Work instructions
Give back every entry exactly; drop the pictures.
═════ Records supplied ═════
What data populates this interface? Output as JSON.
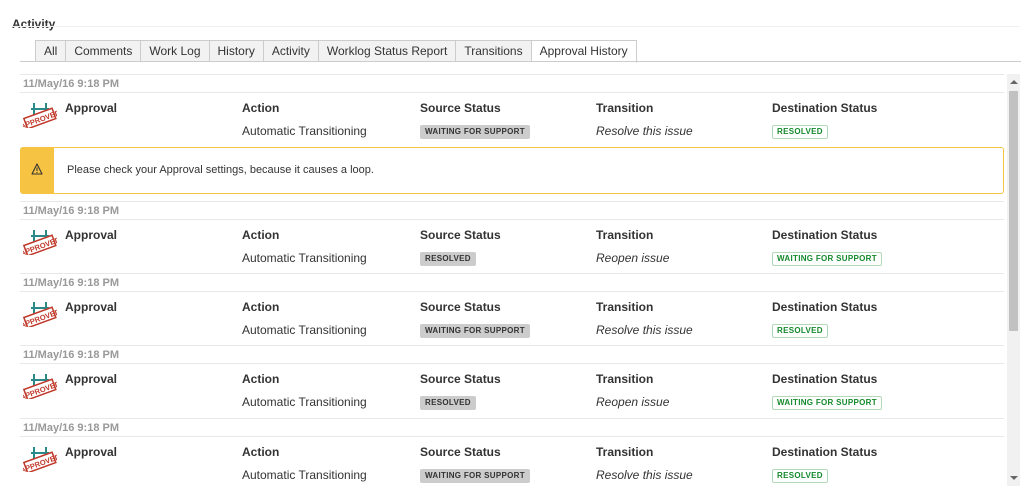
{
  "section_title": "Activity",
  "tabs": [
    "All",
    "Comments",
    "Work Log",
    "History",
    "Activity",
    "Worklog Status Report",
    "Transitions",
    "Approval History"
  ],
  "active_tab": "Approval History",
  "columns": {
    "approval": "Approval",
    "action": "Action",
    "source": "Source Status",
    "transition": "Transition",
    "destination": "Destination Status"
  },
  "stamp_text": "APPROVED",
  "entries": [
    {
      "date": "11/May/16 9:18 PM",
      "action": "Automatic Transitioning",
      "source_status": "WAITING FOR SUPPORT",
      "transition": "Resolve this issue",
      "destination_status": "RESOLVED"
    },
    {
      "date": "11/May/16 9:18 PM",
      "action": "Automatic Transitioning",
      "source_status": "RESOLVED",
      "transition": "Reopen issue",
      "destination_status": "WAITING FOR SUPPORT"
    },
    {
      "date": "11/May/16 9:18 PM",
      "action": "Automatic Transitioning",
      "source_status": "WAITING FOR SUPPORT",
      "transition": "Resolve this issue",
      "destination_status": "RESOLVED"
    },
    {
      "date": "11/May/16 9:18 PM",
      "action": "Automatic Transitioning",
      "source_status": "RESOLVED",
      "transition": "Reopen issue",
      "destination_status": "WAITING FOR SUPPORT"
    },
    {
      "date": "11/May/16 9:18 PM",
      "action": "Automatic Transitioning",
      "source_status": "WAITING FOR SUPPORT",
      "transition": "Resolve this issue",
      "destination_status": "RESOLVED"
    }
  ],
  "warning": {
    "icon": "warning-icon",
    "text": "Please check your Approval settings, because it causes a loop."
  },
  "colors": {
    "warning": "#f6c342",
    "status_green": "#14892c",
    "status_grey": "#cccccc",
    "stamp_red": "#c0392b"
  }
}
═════
Written response
What data populates this interface? Output as JSON.
{
  "section_title": "Activity",
  "tabs": [
    "All",
    "Comments",
    "Work Log",
    "History",
    "Activity",
    "Worklog Status Report",
    "Transitions",
    "Approval History"
  ],
  "active_tab": "Approval History",
  "columns": {
    "approval": "Approval",
    "action": "Action",
    "source": "Source Status",
    "transition": "Transition",
    "destination": "Destination Status"
  },
  "stamp_text": "APPROVED",
  "entries": [
    {
      "date": "11/May/16 9:18 PM",
      "action": "Automatic Transitioning",
      "source_status": "WAITING FOR SUPPORT",
      "transition": "Resolve this issue",
      "destination_status": "RESOLVED"
    },
    {
      "date": "11/May/16 9:18 PM",
      "action": "Automatic Transitioning",
      "source_status": "RESOLVED",
      "transition": "Reopen issue",
      "destination_status": "WAITING FOR SUPPORT"
    },
    {
      "date": "11/May/16 9:18 PM",
      "action": "Automatic Transitioning",
      "source_status": "WAITING FOR SUPPORT",
      "transition": "Resolve this issue",
      "destination_status": "RESOLVED"
    },
    {
      "date": "11/May/16 9:18 PM",
      "action": "Automatic Transitioning",
      "source_status": "RESOLVED",
      "transition": "Reopen issue",
      "destination_status": "WAITING FOR SUPPORT"
    },
    {
      "date": "11/May/16 9:18 PM",
      "action": "Automatic Transitioning",
      "source_status": "WAITING FOR SUPPORT",
      "transition": "Resolve this issue",
      "destination_status": "RESOLVED"
    }
  ],
  "warning": {
    "icon": "warning-icon",
    "text": "Please check your Approval settings, because it causes a loop."
  },
  "colors": {
    "warning": "#f6c342",
    "status_green": "#14892c",
    "status_grey": "#cccccc",
    "stamp_red": "#c0392b"
  }
}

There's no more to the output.